He later said Franken was “asleep at the wheel” after the Minneapolis Star-Tribune reported on a federal grand jury investigation of an attempt to convince 20 to 30 Somali men to leave Minnesota and join ISIS.

Franken, a Democrat running for a second term, wrote a letter to the Department of Justice on Sept. 4 asking Attorney General Eric Holder to address ISIS recruitment in Minnesota, which McFadden called “a day late and a dollar short.”

“Talk is cheap,” McFadden said. “Minnesota kids continue to be recruited. There has not been any policy put in place to stop this.”

Franken, who has a 13 point lead in the latest Star-Tribune poll, has largely ignored McFadden's campaign, but he responded to his opponent’s terror and recruitment attacks, calling them “just wrong.”

“This is something that’s been part of my focus for a long time,” Franken said.
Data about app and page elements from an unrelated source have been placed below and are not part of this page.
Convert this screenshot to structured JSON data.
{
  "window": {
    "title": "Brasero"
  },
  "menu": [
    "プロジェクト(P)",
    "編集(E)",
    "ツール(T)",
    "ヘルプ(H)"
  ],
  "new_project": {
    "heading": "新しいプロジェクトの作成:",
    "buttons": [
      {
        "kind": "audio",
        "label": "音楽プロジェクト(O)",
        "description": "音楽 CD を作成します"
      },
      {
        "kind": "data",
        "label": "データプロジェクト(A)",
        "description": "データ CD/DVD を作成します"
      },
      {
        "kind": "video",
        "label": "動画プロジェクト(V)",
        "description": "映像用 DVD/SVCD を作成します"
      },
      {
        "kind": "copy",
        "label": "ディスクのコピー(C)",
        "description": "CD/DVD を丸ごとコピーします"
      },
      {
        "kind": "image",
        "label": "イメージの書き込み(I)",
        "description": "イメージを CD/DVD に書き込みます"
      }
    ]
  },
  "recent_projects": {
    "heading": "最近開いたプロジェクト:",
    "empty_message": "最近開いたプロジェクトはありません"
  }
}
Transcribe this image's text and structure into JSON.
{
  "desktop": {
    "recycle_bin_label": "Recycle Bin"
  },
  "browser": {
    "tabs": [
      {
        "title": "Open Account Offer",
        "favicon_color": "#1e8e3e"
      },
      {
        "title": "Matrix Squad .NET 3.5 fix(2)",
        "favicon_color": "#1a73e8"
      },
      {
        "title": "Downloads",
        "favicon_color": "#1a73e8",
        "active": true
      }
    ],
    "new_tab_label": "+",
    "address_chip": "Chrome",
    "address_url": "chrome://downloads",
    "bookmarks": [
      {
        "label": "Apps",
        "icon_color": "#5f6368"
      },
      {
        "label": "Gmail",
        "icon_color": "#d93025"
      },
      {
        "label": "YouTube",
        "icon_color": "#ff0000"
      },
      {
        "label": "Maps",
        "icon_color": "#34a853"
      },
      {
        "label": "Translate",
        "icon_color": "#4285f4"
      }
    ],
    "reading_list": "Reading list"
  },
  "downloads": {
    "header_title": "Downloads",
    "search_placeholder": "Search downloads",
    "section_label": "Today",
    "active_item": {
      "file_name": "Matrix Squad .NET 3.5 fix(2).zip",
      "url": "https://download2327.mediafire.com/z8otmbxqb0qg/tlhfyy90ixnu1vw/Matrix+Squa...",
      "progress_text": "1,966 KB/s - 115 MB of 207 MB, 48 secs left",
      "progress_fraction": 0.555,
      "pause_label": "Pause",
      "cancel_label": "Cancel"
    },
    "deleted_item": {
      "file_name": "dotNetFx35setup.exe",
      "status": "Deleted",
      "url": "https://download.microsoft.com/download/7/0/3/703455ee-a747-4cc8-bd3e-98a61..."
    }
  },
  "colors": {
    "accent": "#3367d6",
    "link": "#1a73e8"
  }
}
He added that he was briefed on recruitment by FBI officials when he took office, and has questioned federal officials on the subject in congressional hearings. Both candidates said they have discussed the issue with Somali community leaders.

In Minnesota, McFadden and Franken will trade barbs next in their Oct. 1 debate in Duluth.